The government of Poland recently dropped the hammer on the global pandemic agenda by ending all vaccine mandates and announcing that it will not buy any more Covid mRNA shots for its citizens.
In April 2021, the world learned that European Commission President Ursula von der Leyen, the unelected bureaucratic leader of Europe, had been negotiating the biggest contract ever sealed for 1.1 billion doses of COVID-19 vaccines via text messages back and forth with Pfizer CEO Albert Bourla.
And while those texts were “somehow” lost, Pfizer is now suing Poland – which, under the EU deal struck between von der Leyen and Bourla, obligated the Polish government to purchase 60 million more doses than it did.
“Pfizer and BioNTech are seeking to hold Poland to its commitments for COVID-19 vaccine orders placed by the Polish Government, as part of their contract to supply the European Union signed in May 2021,” a Pfizer spokesperson told Politico, adding that BioNTech is joining the lawsuit.
According to Polish newspaper Gazeta Prawa, Pfizer brought the civil case before a Brussels court because the doses were purchased through EU joint procurement contracts, drawn up under Belgian law. –Politico
Poland, under the leadership of then Health Minister Adam Niedzielski and the populist PiS party, took a bold step in April 2022 by stopping vaccine deliveries, citing force majeure.
This decision, influenced by both financial and epidemiological factors, echoed across Eastern and Central Europe, leading to a wave of dissent against the Commission’s deal with Pfizer.
Efforts to renegotiate the deal, prompted by the collective outcry of several EU countries, only partially assuaged the discontent.
The demands for transparency and a more equitable agreement intensified, leading the Commission to revise the deal.
However, Poland’s refusal to sign the revised agreement highlighted the growing fissures between EU member states and the Commission’s negotiation tactics.
Fast forward to the aftermath of Poland’s October election, which saw the opposition gain enough seats to potentially install Donald Tusk, a centrist figure, in power.
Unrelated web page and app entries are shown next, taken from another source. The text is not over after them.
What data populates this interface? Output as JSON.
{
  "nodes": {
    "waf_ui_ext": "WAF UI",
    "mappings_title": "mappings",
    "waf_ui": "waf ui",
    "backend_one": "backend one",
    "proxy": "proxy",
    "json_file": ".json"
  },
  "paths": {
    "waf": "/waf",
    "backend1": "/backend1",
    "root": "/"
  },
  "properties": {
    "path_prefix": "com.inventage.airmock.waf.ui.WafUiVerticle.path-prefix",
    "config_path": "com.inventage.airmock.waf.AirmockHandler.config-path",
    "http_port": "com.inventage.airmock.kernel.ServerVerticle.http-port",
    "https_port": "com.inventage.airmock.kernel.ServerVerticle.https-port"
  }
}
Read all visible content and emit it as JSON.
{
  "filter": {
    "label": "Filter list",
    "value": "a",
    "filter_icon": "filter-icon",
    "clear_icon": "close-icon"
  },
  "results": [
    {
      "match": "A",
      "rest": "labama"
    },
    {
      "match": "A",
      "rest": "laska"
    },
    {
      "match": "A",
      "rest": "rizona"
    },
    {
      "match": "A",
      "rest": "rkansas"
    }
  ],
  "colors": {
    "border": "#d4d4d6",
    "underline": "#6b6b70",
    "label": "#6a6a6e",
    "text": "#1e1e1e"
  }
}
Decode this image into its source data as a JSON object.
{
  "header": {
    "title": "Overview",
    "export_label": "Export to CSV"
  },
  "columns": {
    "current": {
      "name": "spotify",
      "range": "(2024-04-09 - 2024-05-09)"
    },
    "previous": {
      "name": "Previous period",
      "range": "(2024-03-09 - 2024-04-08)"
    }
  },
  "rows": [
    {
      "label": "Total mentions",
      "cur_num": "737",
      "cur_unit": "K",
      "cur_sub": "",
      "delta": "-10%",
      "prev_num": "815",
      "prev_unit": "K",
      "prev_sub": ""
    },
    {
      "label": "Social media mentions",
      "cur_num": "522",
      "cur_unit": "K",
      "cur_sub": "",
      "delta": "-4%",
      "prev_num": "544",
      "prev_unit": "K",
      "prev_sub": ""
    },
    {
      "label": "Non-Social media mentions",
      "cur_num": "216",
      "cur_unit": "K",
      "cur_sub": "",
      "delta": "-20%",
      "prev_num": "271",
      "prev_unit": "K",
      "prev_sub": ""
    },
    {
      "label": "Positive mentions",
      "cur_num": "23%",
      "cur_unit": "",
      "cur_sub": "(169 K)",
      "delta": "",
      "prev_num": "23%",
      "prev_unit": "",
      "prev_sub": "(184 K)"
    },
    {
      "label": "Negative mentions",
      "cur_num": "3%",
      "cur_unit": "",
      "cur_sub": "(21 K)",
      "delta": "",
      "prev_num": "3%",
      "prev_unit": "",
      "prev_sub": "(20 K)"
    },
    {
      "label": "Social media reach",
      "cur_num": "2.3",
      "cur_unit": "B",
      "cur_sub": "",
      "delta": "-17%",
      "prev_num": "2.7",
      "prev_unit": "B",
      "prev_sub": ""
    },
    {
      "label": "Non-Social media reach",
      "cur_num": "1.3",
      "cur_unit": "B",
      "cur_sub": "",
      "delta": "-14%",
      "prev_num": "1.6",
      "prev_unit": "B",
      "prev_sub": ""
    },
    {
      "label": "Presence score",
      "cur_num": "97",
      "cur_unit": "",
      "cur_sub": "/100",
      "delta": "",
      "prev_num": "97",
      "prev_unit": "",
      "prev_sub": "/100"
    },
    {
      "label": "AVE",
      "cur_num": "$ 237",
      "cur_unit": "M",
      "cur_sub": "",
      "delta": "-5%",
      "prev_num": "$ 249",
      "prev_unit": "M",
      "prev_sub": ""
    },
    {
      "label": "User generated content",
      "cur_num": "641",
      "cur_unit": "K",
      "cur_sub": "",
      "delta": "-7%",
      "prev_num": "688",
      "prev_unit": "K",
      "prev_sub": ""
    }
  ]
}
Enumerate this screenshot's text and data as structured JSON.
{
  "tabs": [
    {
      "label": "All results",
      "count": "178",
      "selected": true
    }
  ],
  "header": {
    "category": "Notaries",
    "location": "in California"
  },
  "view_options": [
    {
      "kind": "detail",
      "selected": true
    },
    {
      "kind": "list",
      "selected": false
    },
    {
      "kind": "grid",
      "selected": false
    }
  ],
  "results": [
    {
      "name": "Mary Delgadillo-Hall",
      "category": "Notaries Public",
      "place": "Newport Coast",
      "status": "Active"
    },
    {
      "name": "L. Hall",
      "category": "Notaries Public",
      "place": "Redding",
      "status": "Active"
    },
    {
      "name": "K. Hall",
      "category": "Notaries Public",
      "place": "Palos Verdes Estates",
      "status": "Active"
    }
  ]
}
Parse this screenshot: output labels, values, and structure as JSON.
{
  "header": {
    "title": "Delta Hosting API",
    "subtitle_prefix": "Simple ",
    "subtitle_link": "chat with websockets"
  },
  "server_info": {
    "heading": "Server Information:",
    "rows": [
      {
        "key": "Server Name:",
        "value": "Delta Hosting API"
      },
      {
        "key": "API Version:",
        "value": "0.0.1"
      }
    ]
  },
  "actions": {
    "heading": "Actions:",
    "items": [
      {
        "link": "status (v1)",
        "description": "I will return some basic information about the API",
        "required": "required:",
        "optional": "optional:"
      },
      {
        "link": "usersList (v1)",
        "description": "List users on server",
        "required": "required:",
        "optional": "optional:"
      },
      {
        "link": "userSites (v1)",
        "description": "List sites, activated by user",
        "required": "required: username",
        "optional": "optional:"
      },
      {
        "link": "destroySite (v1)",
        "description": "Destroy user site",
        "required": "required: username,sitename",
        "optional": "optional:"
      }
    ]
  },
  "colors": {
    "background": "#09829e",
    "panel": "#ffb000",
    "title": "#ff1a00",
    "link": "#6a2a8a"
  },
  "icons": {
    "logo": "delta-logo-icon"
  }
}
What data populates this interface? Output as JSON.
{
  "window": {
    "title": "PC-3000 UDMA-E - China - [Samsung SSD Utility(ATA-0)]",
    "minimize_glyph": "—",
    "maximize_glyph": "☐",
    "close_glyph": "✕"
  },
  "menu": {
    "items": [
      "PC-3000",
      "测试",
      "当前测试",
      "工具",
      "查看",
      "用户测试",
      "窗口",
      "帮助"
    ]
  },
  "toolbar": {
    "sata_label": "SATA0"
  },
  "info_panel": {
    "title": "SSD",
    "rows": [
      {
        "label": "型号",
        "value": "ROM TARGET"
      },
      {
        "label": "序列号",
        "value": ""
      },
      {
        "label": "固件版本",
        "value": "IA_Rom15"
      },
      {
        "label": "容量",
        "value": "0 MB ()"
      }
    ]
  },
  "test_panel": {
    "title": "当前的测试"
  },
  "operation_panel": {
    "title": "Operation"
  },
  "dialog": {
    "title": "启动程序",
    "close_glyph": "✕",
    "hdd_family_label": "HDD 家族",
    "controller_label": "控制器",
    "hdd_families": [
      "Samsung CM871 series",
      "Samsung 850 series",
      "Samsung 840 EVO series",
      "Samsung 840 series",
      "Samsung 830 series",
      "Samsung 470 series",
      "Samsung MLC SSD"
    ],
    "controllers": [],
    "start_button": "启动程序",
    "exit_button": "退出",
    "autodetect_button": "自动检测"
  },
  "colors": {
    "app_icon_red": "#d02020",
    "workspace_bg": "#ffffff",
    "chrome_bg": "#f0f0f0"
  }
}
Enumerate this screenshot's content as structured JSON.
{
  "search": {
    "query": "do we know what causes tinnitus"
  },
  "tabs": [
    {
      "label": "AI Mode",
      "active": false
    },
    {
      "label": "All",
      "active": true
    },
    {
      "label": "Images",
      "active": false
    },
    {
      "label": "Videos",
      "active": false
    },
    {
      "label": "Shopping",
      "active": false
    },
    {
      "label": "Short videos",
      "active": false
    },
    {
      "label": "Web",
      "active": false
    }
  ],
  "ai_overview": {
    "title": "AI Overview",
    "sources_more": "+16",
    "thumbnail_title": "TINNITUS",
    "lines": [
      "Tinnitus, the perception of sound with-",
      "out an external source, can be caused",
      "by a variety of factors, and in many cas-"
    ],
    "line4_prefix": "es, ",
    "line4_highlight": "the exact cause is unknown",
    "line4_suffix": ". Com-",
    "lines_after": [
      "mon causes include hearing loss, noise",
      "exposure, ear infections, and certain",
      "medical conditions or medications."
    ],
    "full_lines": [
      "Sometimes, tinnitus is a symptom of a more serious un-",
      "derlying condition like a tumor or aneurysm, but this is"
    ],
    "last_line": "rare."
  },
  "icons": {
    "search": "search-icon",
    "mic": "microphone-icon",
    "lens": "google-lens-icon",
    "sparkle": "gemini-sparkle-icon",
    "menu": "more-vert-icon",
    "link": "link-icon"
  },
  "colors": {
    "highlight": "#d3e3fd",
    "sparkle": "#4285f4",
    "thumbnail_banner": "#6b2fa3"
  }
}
The nation’s new government will no longer pressure its citizens to take the experimental vaccines.
Nor will the nation’s leaders allow Big Pharma companies to sell the shots in Poland.
Pfizer’s lawsuit, potentially amounting to €1.2 billion, presents a formidable challenge for Tusk’s administration.
This move by Pfizer is not just about recouping losses but sending a stark message to other nations considering contract breaches.
“The Commission was able to extract commitments from Pfizer to reschedule some deliveries, but this didn’t go far enough to appease the capitals,” Politico reported.
“As vaccination rates flatlined, countries outside the Central and Eastern European group started joining the call for a renegotiation.
“At one point capitals even began asking for greater transparency on the original negotiations between Pfizer and the Commission.
“’What was promised? We would really like to know,’ said Belgian Ambassador Pierre Cartuyvels in December 2022.
“In May this year, the Commission quietly announced a substantial renegotiation of the offending deal.
“It was reducing — by an unspecified amount — the number of doses outstanding, while the deliveries would also be more spread out, into 2026. Poland, however, refused to sign up to the revised deal.”
According to Polish Health Minister Katarzyna Sójka in comments to Rynek Zdrowia, this is a difficult case, but there’s a chance it can end “in a positive way.”